The conversation will likely go one of two ways: If your colleague really does need some guidance, he’ll be grateful for the offer, and if your project partner is just phoning it in, she’ll realize you’re on to her and step it up to avoid taking you up on your offer. I can speak from experience on this one. I was swamped with multiple deadlines and had fallen behind on one that had just dropped off my radar. When my (more junior) colleague approached me and asked if I needed her help getting my work done, I was horrified. I immediately re-prioritized my work and got her what she needed.
Either way, humility can be a great motivator.
Unless you’re super unlucky, I’m guessing a lazy colleague isn’t the reason for your missed deadlines and deliverables. Rather, it’s someone just like you who has a lot on her plate. Keep this in mind no matter what approach you take, and I’m willing to bet you’ll light a fire under your slow-moving co-worker.
Photo of boots courtesy of Shutterstock.
TopicsSkirts & Suits by Jennifer Winter , Work Relationships , Workplace Relationships , Co-Workers , Career Advice , Annoying Co-Workers , Syndication

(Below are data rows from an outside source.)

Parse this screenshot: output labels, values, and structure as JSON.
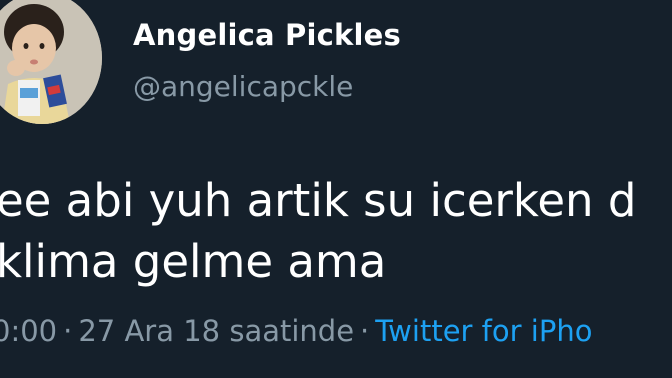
{
  "user": {
    "display_name": "Angelica Pickles",
    "handle": "@angelicapckle"
  },
  "tweet": {
    "lines": [
      "ee abi yuh artik su icerken d",
      "klima gelme ama"
    ]
  },
  "meta": {
    "time": "0:00",
    "separator": "·",
    "date": "27 Ara 18 saatinde",
    "separator2": "·",
    "source": "Twitter for iPho"
  },
  "colors": {
    "background": "#15202b",
    "secondary_text": "#8899a6",
    "link": "#1da1f2"
  },
  "icons": {
    "avatar": "profile-photo"
  }
}
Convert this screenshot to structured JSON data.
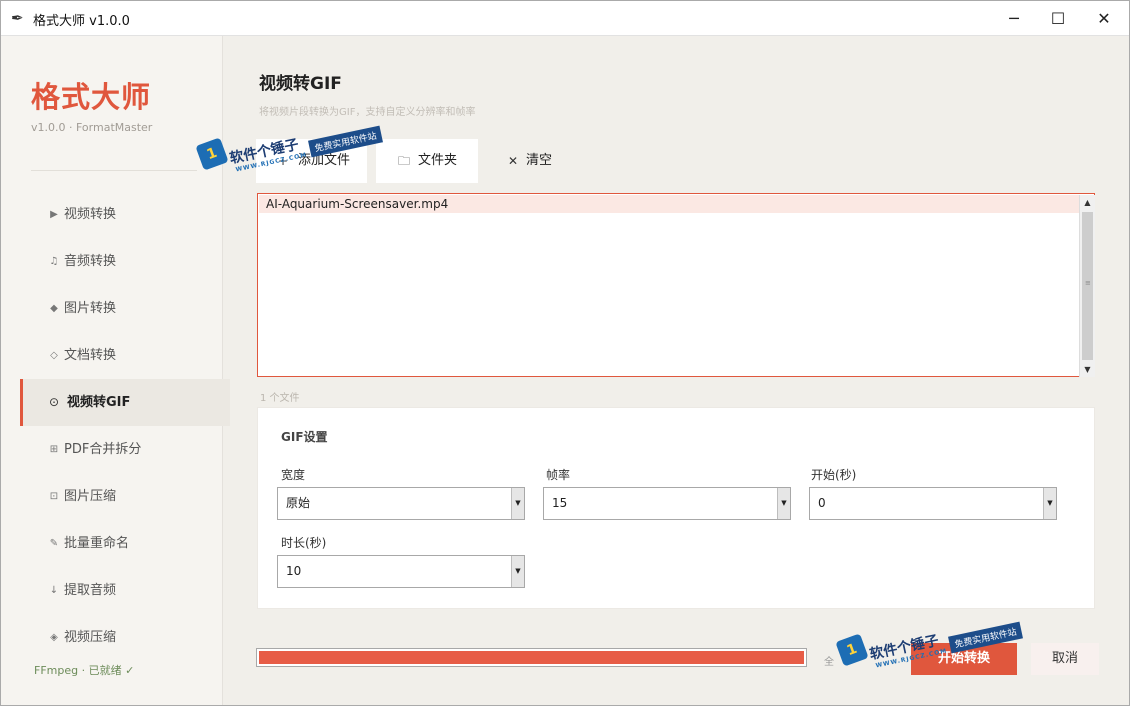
{
  "window": {
    "title": "格式大师 v1.0.0",
    "app_icon": "feather-icon",
    "controls": {
      "minimize": "─",
      "maximize": "☐",
      "close": "✕"
    }
  },
  "sidebar": {
    "brand": "格式大师",
    "version": "v1.0.0 · FormatMaster",
    "items": [
      {
        "icon": "▶",
        "icon_name": "play-icon",
        "label": "视频转换"
      },
      {
        "icon": "♫",
        "icon_name": "music-note-icon",
        "label": "音频转换"
      },
      {
        "icon": "◆",
        "icon_name": "diamond-icon",
        "label": "图片转换"
      },
      {
        "icon": "◇",
        "icon_name": "diamond-outline-icon",
        "label": "文档转换"
      },
      {
        "icon": "⊙",
        "icon_name": "target-icon",
        "label": "视频转GIF",
        "active": true
      },
      {
        "icon": "⊞",
        "icon_name": "grid-icon",
        "label": "PDF合并拆分"
      },
      {
        "icon": "⊡",
        "icon_name": "square-icon",
        "label": "图片压缩"
      },
      {
        "icon": "✎",
        "icon_name": "pencil-icon",
        "label": "批量重命名"
      },
      {
        "icon": "↓",
        "icon_name": "arrow-down-icon",
        "label": "提取音频"
      },
      {
        "icon": "◈",
        "icon_name": "compress-icon",
        "label": "视频压缩"
      }
    ],
    "status": "FFmpeg · 已就绪 ✓"
  },
  "main": {
    "title": "视频转GIF",
    "subtitle": "将视频片段转换为GIF，支持自定义分辨率和帧率",
    "toolbar": {
      "add_files": {
        "icon": "+",
        "label": "添加文件"
      },
      "folder": {
        "icon": "🗀",
        "label": "文件夹"
      },
      "clear": {
        "icon": "✕",
        "label": "清空"
      }
    },
    "files": [
      "AI-Aquarium-Screensaver.mp4"
    ],
    "file_count": "1 个文件",
    "settings": {
      "title": "GIF设置",
      "fields": {
        "width": {
          "label": "宽度",
          "value": "原始"
        },
        "fps": {
          "label": "帧率",
          "value": "15"
        },
        "start": {
          "label": "开始(秒)",
          "value": "0"
        },
        "duration": {
          "label": "时长(秒)",
          "value": "10"
        }
      }
    },
    "progress": {
      "fraction": 1.0,
      "text": "全"
    },
    "start_button": "开始转换",
    "cancel_button": "取消"
  },
  "watermark": {
    "name": "软件个锤子",
    "url": "WWW.RJGCZ.COM",
    "tag": "免费实用软件站",
    "logo": "1"
  },
  "colors": {
    "accent": "#e0573d",
    "progress": "#e75c46",
    "status_ok": "#6d8c5a"
  }
}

Jennifer Winter is a freelance writer, editor and career consultant. She translates her 14-years of corporate combat experience to help others navigate their own careers, and become advocates for their own success. Need help negotiating that raise or writing the perfect email to your boss? Jennifer’s your girl. Find out more about her services on her blog, FearLessJenn or follow her on Twitter @fearlessjenn.More from this Author